◆ **Exercise directions**:
Repeat the entries without change, omitting the pictures.

(Data records Opens)

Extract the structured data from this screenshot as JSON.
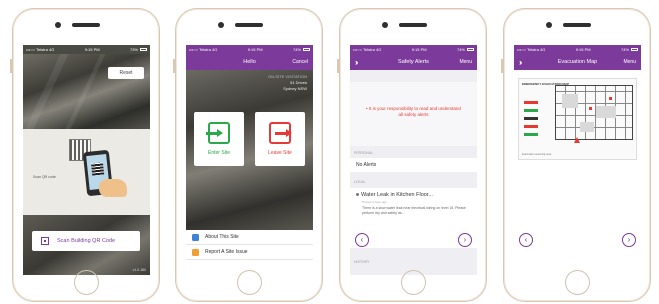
{
  "phones": {
    "p1": {
      "status": {
        "carrier": "•••○○ Telstra 4G",
        "time": "9:15 PM",
        "battery": "73%"
      },
      "reset_label": "Reset",
      "scan_caption": "Scan QR code",
      "scan_button_label": "Scan Building QR Code",
      "version": "v1.0.180"
    },
    "p2": {
      "status": {
        "carrier": "•••○○ Telstra 4G",
        "time": "9:15 PM",
        "battery": "74%"
      },
      "nav": {
        "title": "Hello",
        "right": "Cancel"
      },
      "site_info": {
        "line1": "ON-SITE VISITATION",
        "line2": "51 Drives",
        "line3": "Sydney NSW"
      },
      "enter_label": "Enter Site",
      "leave_label": "Leave Site",
      "menu": [
        {
          "label": "About This Site",
          "icon": "info-icon"
        },
        {
          "label": "Report A Site Issue",
          "icon": "report-icon"
        }
      ]
    },
    "p3": {
      "status": {
        "carrier": "•••○○ Telstra 4G",
        "time": "9:15 PM",
        "battery": "74%"
      },
      "nav": {
        "title": "Safety Alerts",
        "right": "Menu"
      },
      "warning": "• It is your responsibility to read and understand all safety alerts",
      "section_personal": "PERSONAL",
      "no_alerts": "No Alerts",
      "section_local": "LOCAL",
      "alert_title": "Water Leak in Kitchen Floor...",
      "alert_meta": "Posted 3 days ago",
      "alert_desc": "There is a slow water leak near electrical wiring on level 15. Please perform dry and safety as...",
      "section_history": "HISTORY"
    },
    "p4": {
      "status": {
        "carrier": "•••○○ Telstra 4G",
        "time": "9:15 PM",
        "battery": "74%"
      },
      "nav": {
        "title": "Evacuation Map",
        "right": "Menu"
      },
      "map_title": "EMERGENCY EVACUATION MAP",
      "map_footer": "Evacuation assembly area"
    }
  },
  "colors": {
    "brand": "#7c3a9a",
    "enter": "#2aa84a",
    "leave": "#e53935"
  }
}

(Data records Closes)

◆ **Solution to this problem**:
Extract the structured data from this screenshot as JSON.
{
  "phones": {
    "p1": {
      "status": {
        "carrier": "•••○○ Telstra 4G",
        "time": "9:15 PM",
        "battery": "73%"
      },
      "reset_label": "Reset",
      "scan_caption": "Scan QR code",
      "scan_button_label": "Scan Building QR Code",
      "version": "v1.0.180"
    },
    "p2": {
      "status": {
        "carrier": "•••○○ Telstra 4G",
        "time": "9:15 PM",
        "battery": "74%"
      },
      "nav": {
        "title": "Hello",
        "right": "Cancel"
      },
      "site_info": {
        "line1": "ON-SITE VISITATION",
        "line2": "51 Drives",
        "line3": "Sydney NSW"
      },
      "enter_label": "Enter Site",
      "leave_label": "Leave Site",
      "menu": [
        {
          "label": "About This Site",
          "icon": "info-icon"
        },
        {
          "label": "Report A Site Issue",
          "icon": "report-icon"
        }
      ]
    },
    "p3": {
      "status": {
        "carrier": "•••○○ Telstra 4G",
        "time": "9:15 PM",
        "battery": "74%"
      },
      "nav": {
        "title": "Safety Alerts",
        "right": "Menu"
      },
      "warning": "• It is your responsibility to read and understand all safety alerts",
      "section_personal": "PERSONAL",
      "no_alerts": "No Alerts",
      "section_local": "LOCAL",
      "alert_title": "Water Leak in Kitchen Floor...",
      "alert_meta": "Posted 3 days ago",
      "alert_desc": "There is a slow water leak near electrical wiring on level 15. Please perform dry and safety as...",
      "section_history": "HISTORY"
    },
    "p4": {
      "status": {
        "carrier": "•••○○ Telstra 4G",
        "time": "9:15 PM",
        "battery": "74%"
      },
      "nav": {
        "title": "Evacuation Map",
        "right": "Menu"
      },
      "map_title": "EMERGENCY EVACUATION MAP",
      "map_footer": "Evacuation assembly area"
    }
  },
  "colors": {
    "brand": "#7c3a9a",
    "enter": "#2aa84a",
    "leave": "#e53935"
  }
}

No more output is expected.